Face In a New Place: D'Angelo Russell to the Brooklyn Nets
The rumors, wheeling and dealing have been fast and furious in the NBA this week. On Tuesday, the Los Angeles Lakers agreed to send guard D'Angelo Russell and center Timofey Mozgov to the Brooklyn Nets for center Brook Lopez and the No. 27 pick in Thursday night’s draft.
Lopez and Russell are the best players in the deal, and the most impactful for fantasy basketball next season. But I’m focusing on Russell, who should step into a clear lead role for Brooklyn.
After a fairly disappointing rookie season, Russell’s numbers were up across the board in 2016-17. In 63 games (60 starts), he averaged 15.6 points, 4.8 assists, 3.5 rebounds and 1.4 steals per game. His turnovers also increased a bit playing in a faster-paced system under Luke Walton, to 2.8 per game, but that could be expected.

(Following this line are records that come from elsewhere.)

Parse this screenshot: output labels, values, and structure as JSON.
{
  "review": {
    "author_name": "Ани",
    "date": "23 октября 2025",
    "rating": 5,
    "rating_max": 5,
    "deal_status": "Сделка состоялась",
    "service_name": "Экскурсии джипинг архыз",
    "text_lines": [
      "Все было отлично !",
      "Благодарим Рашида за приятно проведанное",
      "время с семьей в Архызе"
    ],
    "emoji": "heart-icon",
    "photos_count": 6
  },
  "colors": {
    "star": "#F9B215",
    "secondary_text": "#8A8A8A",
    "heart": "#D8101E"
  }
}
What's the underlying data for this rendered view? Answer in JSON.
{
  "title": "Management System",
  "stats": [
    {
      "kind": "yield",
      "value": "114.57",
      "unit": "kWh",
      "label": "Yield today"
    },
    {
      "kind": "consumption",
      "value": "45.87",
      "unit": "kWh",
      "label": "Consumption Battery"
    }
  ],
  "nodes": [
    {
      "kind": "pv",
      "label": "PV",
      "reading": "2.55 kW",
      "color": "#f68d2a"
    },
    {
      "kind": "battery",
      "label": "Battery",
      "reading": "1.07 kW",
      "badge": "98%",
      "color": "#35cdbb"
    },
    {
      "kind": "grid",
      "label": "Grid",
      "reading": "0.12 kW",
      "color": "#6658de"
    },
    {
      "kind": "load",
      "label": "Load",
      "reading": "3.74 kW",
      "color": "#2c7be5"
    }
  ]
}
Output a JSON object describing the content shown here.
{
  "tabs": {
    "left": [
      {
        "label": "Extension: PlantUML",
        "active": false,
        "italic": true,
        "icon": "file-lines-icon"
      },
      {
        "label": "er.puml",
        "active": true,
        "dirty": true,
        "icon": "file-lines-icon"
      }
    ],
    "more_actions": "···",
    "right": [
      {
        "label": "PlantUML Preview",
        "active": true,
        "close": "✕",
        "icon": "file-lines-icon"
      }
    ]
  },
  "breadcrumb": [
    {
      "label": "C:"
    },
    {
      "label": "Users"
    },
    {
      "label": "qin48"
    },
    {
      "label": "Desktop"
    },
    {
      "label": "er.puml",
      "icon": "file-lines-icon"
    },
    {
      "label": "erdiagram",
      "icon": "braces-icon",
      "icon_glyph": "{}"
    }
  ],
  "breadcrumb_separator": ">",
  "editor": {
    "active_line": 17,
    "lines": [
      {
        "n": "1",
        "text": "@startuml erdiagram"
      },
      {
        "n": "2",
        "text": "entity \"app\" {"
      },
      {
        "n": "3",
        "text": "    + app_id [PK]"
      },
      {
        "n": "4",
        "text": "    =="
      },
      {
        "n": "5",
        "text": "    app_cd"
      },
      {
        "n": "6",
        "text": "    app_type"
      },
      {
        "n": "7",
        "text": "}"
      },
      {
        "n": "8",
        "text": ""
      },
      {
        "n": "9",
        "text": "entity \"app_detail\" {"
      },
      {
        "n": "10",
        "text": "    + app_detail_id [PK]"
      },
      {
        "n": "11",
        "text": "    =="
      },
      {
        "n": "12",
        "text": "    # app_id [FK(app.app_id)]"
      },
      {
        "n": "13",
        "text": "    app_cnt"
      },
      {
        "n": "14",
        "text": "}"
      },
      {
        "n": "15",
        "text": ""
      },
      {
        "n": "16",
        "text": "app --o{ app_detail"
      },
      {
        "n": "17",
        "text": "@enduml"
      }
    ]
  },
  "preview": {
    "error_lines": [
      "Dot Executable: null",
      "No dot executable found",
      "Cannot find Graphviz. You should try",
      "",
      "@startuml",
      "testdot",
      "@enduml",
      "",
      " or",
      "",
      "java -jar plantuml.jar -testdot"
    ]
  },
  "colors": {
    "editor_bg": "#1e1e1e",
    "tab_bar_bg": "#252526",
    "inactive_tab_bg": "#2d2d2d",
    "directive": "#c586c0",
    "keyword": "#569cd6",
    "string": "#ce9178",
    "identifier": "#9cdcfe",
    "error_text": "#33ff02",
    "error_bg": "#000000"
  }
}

Russell’s usage rate went up a bit compared to his rookie season, to 26.6 percent. But he was also a bit more efficient by some measures (15.3 PER, 51.8 True Shooting Percentage, 48.3 Effective Field Goal Percentage).
Lopez is leaving a major void of offensive touches behind with the Nets. He had 29.2 percent usage rate this past season (tied for 14th in the league) and a usage rate of at least 27 percent in four of the last five seasons he has played more than 70 games. This era of the NBA is perimeter-centric, and the Nets can now move that way with Lopez gone.
The top-20 in the NBA in usage rate during the 2016-17 season starts at 28.9 percent. Russell Westbrook clearly led the pack at 41.7 percent, and his lead over second place DeMarcus Cousins (36.5 percent) was nearly as much as the gap between Cousins and 12th place LeBron James (30 percent). That said, Russell would have needed a usage rate just a little over two percent higher to finish in the top-20 of the league this past season. Reaching that benchmark should not be a problem with the Nets.
Based purely on the prospect of 30-35 minutes per game, with requisite touch and shot volume on a bad team, Russell is in line for substantial new career highs in 2017-18. There will be some bad to go with the good, unless Russell particularly starts to reign in turnovers. But fantasy value is driven by opportunity, and Russell should be allowed to work through ups and downs rather than being benched the moment he makes a mistake.
Let’s not forget Russell won’t even turn 22 until next February, and Nets’ head coach Kenny Atkinson has a solid history working with point guards (See “Linsanity”-2012). Russell’s upside and multi-category production represents a big opportunity to get value in fantasy drafts, and his average draft position will be worth watching as next season approaches.